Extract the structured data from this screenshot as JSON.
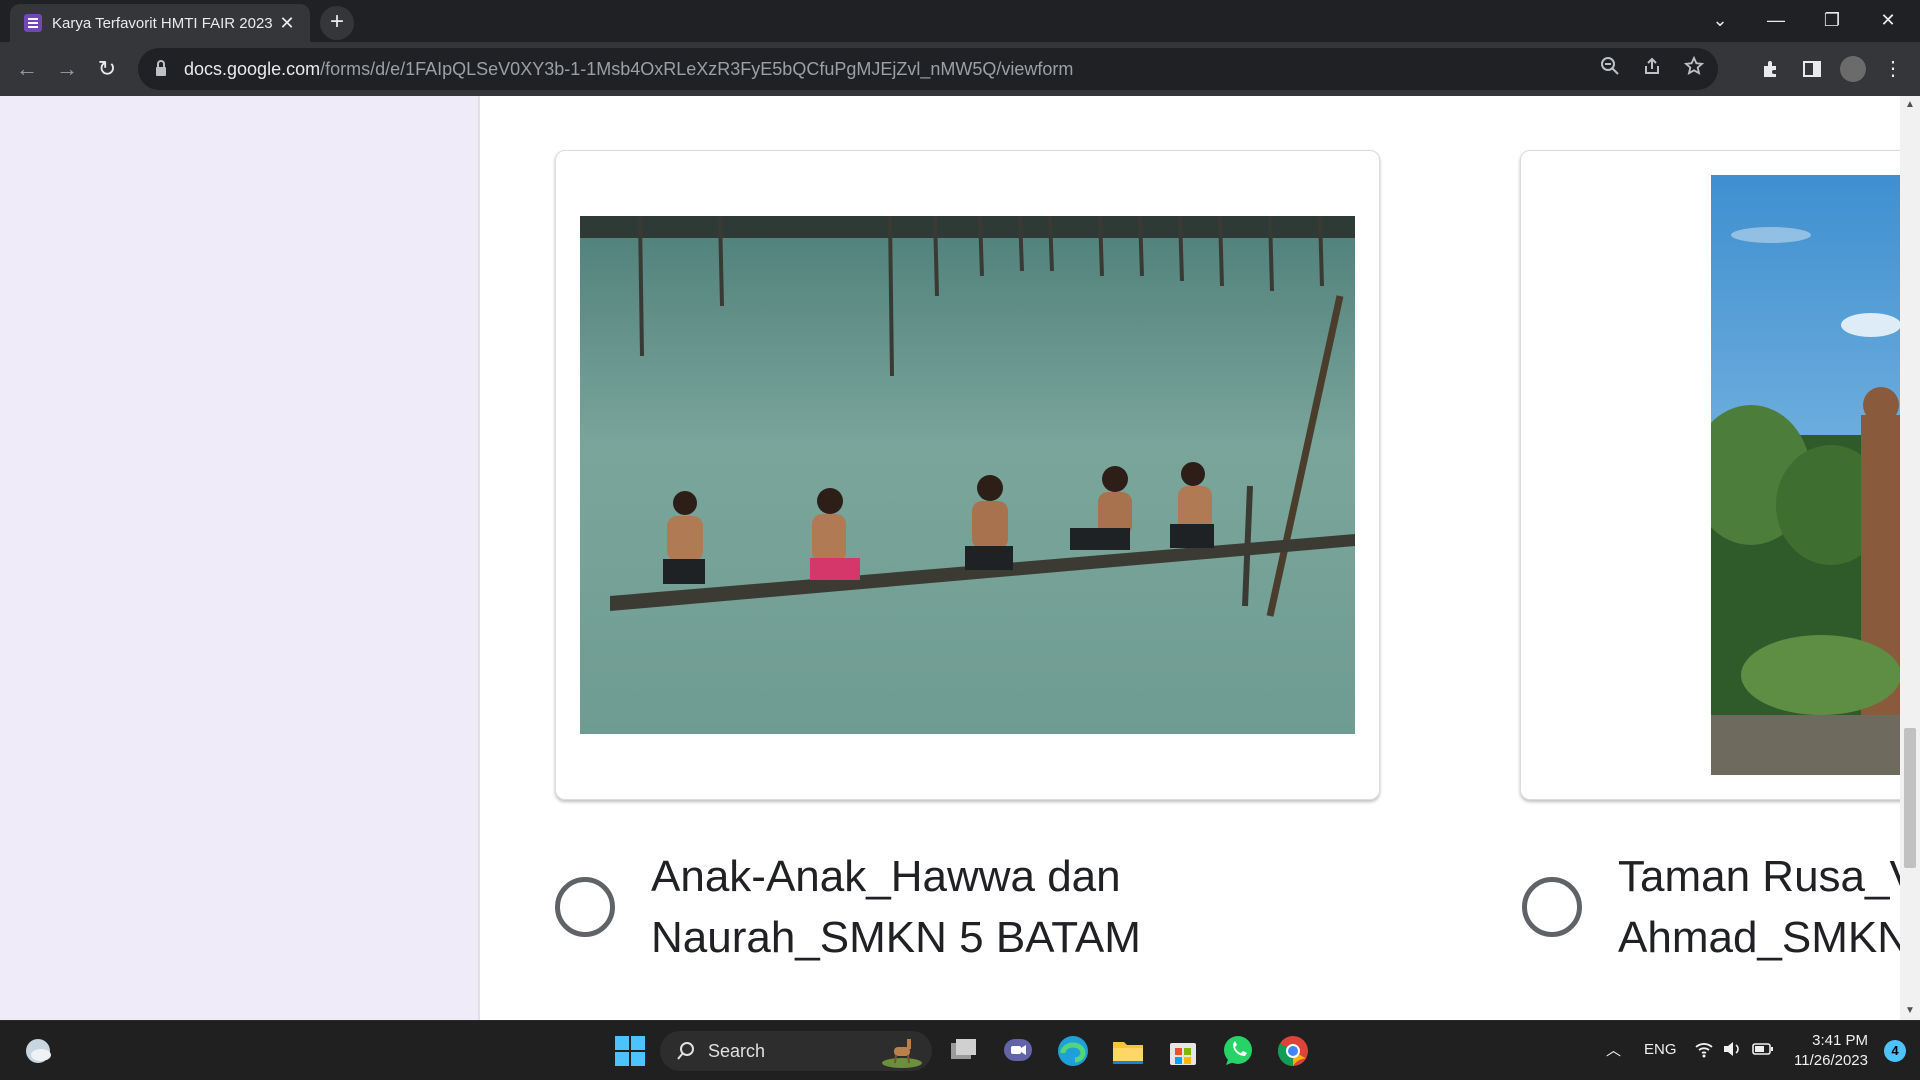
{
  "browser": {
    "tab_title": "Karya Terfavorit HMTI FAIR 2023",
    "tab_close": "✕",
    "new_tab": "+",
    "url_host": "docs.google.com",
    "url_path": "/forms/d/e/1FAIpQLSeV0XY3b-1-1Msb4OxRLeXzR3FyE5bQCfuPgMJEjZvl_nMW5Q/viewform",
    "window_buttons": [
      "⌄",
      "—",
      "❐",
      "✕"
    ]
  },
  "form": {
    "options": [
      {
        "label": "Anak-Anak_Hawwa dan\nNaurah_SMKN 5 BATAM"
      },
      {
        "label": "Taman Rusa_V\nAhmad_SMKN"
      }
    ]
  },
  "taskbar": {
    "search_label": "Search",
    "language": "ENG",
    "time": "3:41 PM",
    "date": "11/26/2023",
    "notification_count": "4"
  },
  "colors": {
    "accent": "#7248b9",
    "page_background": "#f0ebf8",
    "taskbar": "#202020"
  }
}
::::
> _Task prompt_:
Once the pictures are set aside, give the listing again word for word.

> _Exercise solution_:
Extract the structured data from this screenshot as JSON.
{
  "browser": {
    "tab_title": "Karya Terfavorit HMTI FAIR 2023",
    "tab_close": "✕",
    "new_tab": "+",
    "url_host": "docs.google.com",
    "url_path": "/forms/d/e/1FAIpQLSeV0XY3b-1-1Msb4OxRLeXzR3FyE5bQCfuPgMJEjZvl_nMW5Q/viewform",
    "window_buttons": [
      "⌄",
      "—",
      "❐",
      "✕"
    ]
  },
  "form": {
    "options": [
      {
        "label": "Anak-Anak_Hawwa dan\nNaurah_SMKN 5 BATAM"
      },
      {
        "label": "Taman Rusa_V\nAhmad_SMKN"
      }
    ]
  },
  "taskbar": {
    "search_label": "Search",
    "language": "ENG",
    "time": "3:41 PM",
    "date": "11/26/2023",
    "notification_count": "4"
  },
  "colors": {
    "accent": "#7248b9",
    "page_background": "#f0ebf8",
    "taskbar": "#202020"
  }
}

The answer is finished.